### TASK PROMPT
Within the records below, how many lines contain "label"? The answer is that number alone.

### EXCERPTED DATA
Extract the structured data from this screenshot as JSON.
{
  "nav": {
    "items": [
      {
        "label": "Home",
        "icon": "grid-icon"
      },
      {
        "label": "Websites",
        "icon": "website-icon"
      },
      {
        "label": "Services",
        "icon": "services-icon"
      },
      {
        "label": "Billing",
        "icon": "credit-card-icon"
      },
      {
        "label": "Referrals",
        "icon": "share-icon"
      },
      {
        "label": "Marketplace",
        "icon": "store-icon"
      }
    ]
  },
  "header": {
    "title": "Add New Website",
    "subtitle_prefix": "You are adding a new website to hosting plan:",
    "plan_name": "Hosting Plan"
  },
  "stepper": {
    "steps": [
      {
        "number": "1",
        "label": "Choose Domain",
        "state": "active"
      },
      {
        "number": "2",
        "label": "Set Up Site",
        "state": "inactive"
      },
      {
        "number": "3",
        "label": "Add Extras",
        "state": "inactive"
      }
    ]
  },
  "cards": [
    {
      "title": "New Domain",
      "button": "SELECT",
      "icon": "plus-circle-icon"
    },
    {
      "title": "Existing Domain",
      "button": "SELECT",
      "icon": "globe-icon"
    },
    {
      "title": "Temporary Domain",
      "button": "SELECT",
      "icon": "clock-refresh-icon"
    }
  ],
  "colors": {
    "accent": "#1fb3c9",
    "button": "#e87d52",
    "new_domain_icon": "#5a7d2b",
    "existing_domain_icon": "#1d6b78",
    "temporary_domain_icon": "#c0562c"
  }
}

### SOLUTION FOR THIS PROBLEM
9